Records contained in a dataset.

====

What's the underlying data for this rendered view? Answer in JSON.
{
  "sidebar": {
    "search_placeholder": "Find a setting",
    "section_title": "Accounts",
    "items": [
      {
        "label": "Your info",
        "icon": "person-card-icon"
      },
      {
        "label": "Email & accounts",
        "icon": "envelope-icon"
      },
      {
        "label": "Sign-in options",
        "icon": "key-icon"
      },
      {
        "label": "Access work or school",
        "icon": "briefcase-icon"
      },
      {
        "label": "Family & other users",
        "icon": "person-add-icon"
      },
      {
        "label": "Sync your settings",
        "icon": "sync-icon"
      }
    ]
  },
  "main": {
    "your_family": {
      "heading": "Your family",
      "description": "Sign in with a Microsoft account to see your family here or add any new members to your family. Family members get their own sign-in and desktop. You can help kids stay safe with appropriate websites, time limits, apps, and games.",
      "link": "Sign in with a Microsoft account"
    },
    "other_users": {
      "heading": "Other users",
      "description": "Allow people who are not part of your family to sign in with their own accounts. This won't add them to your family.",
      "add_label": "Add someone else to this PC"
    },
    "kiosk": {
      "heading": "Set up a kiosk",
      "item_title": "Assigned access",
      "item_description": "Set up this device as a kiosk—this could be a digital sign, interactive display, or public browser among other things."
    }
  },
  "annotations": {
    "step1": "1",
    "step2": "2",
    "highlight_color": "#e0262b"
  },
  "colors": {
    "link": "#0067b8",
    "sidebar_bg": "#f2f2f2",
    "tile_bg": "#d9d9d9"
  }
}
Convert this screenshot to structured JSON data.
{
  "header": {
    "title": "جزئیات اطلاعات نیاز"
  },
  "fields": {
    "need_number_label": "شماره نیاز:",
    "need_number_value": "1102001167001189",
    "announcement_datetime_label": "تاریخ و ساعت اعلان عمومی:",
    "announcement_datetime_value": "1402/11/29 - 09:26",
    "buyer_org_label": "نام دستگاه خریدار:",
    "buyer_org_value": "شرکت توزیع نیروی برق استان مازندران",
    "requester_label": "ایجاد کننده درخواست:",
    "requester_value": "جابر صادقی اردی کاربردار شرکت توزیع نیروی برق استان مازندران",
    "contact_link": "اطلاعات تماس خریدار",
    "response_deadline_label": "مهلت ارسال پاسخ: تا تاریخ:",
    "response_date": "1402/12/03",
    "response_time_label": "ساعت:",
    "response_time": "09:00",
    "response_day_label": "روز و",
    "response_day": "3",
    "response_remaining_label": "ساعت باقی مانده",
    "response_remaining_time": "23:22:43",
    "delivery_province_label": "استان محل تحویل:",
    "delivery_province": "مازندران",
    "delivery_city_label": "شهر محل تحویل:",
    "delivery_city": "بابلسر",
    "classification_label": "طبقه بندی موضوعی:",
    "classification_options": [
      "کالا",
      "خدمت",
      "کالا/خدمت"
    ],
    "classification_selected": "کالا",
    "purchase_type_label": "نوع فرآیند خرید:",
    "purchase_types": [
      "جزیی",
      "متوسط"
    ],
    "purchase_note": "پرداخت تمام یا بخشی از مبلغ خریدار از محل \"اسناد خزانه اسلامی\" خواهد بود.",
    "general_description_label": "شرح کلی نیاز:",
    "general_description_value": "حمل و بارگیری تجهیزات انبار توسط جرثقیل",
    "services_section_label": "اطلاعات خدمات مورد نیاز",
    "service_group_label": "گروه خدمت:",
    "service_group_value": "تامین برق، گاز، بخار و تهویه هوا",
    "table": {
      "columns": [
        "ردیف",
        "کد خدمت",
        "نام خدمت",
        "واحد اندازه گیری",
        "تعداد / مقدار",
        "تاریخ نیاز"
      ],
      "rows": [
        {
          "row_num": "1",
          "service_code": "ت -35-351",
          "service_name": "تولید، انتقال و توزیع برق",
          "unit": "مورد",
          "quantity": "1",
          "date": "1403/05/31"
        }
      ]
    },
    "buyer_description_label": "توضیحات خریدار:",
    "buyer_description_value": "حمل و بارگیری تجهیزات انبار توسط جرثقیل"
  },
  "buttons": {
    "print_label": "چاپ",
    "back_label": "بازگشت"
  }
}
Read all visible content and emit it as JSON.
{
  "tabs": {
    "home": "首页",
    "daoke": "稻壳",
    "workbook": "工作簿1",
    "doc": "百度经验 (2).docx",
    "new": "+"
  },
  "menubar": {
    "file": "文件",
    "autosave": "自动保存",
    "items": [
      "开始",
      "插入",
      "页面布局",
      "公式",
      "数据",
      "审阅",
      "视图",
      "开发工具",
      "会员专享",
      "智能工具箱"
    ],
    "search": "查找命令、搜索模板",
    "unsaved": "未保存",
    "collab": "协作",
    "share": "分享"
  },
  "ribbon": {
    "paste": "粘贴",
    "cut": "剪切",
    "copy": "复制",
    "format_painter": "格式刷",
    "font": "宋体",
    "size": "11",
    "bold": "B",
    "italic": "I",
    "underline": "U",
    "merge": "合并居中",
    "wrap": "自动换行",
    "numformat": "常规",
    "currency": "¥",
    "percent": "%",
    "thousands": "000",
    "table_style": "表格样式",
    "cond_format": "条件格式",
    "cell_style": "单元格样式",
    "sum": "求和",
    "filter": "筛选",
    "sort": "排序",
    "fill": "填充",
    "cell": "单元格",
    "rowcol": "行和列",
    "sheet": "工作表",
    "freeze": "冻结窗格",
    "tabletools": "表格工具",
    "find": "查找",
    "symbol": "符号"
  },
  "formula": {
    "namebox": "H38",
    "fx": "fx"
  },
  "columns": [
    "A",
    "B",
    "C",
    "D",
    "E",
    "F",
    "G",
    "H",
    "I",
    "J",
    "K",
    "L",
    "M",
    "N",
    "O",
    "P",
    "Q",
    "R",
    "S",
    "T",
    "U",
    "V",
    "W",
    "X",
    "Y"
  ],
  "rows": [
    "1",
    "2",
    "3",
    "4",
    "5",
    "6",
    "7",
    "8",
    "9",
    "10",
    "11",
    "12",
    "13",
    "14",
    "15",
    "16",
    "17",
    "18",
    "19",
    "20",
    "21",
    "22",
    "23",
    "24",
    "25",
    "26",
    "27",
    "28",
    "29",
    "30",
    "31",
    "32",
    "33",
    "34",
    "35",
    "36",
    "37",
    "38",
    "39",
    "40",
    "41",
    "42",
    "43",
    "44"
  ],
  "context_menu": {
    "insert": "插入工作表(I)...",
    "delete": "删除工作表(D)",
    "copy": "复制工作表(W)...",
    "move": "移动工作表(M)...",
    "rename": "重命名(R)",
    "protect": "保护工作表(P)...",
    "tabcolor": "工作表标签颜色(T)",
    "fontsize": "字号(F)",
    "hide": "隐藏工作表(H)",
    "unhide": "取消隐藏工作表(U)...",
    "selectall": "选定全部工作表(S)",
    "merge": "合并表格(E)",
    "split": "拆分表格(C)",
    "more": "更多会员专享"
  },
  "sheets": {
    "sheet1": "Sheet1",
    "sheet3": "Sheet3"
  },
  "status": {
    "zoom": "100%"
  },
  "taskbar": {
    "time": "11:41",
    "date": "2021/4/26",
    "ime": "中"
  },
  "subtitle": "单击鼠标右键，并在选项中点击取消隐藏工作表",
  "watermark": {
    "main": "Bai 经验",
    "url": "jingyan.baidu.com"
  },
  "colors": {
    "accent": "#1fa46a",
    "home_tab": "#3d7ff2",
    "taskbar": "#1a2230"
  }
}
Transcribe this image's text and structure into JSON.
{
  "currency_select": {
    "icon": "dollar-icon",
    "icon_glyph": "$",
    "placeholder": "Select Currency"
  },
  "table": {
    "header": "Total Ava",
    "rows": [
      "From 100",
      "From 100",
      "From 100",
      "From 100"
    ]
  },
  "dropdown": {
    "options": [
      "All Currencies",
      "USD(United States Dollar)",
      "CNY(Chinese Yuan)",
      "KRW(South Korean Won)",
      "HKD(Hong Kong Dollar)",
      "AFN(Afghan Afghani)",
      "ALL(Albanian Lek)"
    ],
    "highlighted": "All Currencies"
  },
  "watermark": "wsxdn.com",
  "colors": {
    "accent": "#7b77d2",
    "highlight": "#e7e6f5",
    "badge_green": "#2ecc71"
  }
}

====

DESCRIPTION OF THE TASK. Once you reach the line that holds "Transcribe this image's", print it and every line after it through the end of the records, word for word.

RESPONSE TO THE EXERCISE.
Transcribe this image's text and structure into JSON.
{
  "currency_select": {
    "icon": "dollar-icon",
    "icon_glyph": "$",
    "placeholder": "Select Currency"
  },
  "table": {
    "header": "Total Ava",
    "rows": [
      "From 100",
      "From 100",
      "From 100",
      "From 100"
    ]
  },
  "dropdown": {
    "options": [
      "All Currencies",
      "USD(United States Dollar)",
      "CNY(Chinese Yuan)",
      "KRW(South Korean Won)",
      "HKD(Hong Kong Dollar)",
      "AFN(Afghan Afghani)",
      "ALL(Albanian Lek)"
    ],
    "highlighted": "All Currencies"
  },
  "watermark": "wsxdn.com",
  "colors": {
    "accent": "#7b77d2",
    "highlight": "#e7e6f5",
    "badge_green": "#2ecc71"
  }
}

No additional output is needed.